Available records
────────────────────

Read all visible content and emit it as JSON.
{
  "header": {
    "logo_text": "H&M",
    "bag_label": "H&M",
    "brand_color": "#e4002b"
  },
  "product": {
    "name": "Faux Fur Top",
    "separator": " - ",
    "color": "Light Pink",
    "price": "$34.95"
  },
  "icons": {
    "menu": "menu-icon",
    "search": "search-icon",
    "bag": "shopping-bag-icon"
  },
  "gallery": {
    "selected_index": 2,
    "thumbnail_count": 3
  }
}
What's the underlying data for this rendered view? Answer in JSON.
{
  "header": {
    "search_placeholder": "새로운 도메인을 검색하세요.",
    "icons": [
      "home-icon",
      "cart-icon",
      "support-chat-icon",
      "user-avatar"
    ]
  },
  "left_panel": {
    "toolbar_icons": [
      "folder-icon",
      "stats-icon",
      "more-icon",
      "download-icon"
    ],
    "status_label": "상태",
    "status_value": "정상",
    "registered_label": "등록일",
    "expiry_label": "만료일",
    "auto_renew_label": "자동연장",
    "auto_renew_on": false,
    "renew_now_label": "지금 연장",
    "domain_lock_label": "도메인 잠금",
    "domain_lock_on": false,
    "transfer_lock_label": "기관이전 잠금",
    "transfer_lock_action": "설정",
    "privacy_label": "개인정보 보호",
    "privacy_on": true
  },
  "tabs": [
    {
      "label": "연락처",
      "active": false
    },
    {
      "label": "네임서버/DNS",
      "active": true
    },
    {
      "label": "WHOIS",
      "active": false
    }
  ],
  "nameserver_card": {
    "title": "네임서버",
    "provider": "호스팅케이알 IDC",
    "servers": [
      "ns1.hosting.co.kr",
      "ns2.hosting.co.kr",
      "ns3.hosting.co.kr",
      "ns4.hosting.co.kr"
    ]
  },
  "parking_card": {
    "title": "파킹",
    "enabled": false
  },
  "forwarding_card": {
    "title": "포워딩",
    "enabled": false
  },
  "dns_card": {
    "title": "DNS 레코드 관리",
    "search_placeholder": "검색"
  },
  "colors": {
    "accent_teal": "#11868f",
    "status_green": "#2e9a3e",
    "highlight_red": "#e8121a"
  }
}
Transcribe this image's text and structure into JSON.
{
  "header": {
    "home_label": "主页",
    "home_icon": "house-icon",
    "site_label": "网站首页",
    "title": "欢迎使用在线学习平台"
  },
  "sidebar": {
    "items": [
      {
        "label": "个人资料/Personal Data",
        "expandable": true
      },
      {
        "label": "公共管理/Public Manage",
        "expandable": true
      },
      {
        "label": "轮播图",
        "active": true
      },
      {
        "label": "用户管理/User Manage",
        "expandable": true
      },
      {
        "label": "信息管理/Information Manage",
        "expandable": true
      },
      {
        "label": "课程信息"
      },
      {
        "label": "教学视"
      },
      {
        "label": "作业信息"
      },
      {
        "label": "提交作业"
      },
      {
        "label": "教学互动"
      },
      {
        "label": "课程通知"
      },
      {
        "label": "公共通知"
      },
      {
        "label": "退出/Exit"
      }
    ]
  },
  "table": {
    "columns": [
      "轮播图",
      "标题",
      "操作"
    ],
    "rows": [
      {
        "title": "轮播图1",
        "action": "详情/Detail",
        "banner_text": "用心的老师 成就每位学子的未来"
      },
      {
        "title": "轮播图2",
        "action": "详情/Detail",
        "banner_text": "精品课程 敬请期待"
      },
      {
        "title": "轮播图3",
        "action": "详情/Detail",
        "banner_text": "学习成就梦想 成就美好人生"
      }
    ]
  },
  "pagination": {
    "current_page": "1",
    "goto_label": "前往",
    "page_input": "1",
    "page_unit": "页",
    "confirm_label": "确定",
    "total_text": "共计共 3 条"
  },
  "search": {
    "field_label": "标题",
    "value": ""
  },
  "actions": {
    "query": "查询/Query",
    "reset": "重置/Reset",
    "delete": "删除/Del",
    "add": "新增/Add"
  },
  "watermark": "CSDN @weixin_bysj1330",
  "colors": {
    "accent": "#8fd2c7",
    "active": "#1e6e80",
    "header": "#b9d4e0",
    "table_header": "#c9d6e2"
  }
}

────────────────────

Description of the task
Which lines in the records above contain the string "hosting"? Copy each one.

Solved problem
      "ns1.hosting.co.kr",
      "ns2.hosting.co.kr",
      "ns3.hosting.co.kr",
      "ns4.hosting.co.kr"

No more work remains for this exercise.